At sunset on the evenings of September 24 and September 25, a special illumination of Frederick Douglass images will be shown on the front of the Talbot County Court House. The presentation is provided by Patrick Rogan, a designer of exhibitions for museums. His firm, Assemble, works with institutions to share compelling stories through images and other multimedia tools.
Last year, thousands of people visited our virtual Frederick Douglass Day events. Favorable comments were received from around the globe. “With so many viewers enjoying our 2020 Virtual Frederick Douglass Day celebration, the Frederick Douglass Honor Society will make all components of this year’s event viewable on our website for the next eleven months”, said Brenda Wooden, President of the Frederick Douglass Honor Society.
All events, timeline, and virtual instructions can be viewed at www.FrederickDouglassDay.com and www.FrederickDouglassHonorSociety.com.
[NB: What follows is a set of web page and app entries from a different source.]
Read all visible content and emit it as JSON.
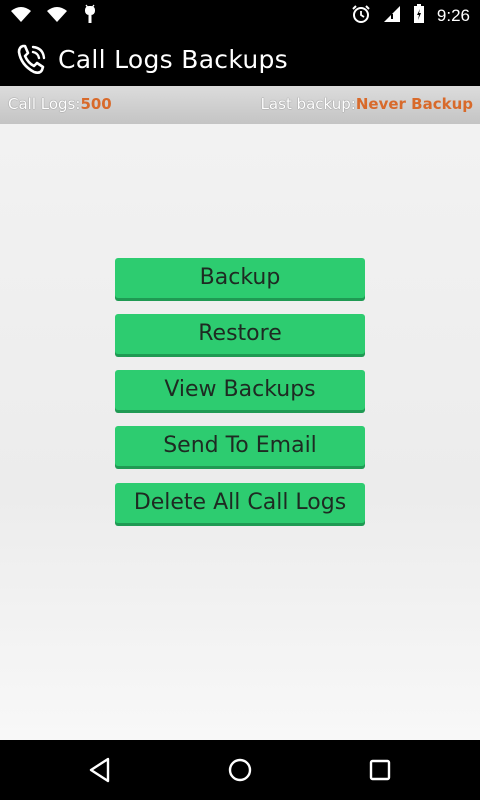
{
  "statusbar": {
    "time": "9:26",
    "icons_left": [
      "wifi-icon",
      "wifi-icon",
      "android-debug-icon"
    ],
    "icons_right": [
      "alarm-icon",
      "signal-icon",
      "battery-icon"
    ]
  },
  "actionbar": {
    "title": "Call Logs Backups",
    "icon": "phone-call-icon"
  },
  "infobar": {
    "call_logs_label": "Call Logs:",
    "call_logs_value": "500",
    "last_backup_label": "Last backup:",
    "last_backup_value": "Never Backup"
  },
  "buttons": {
    "backup": "Backup",
    "restore": "Restore",
    "view_backups": "View Backups",
    "send_to_email": "Send To Email",
    "delete_all": "Delete All Call Logs"
  },
  "navbar": {
    "icons": [
      "back-icon",
      "home-icon",
      "recents-icon"
    ]
  },
  "colors": {
    "button_green": "#2dcc70",
    "accent_orange": "#d86a2b"
  }
}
The virtual event is made possible by the Talbot County Arts Council, Maryland Arts Council, Paul and Joanne Prager, Blue Point Hospitality, Rise Up Coffee, The Town of Easton, Bay Photographic Works, Dr. Dodson House, the Star Democrat, Dock Street Foundation, Mr. & Mrs. Herb Miller, Mr. & Mrs. Richard Tilghman, Mr. & Mrs. Tom Hill, Jennifer Stanley, Queenstown Bank, and other community donors.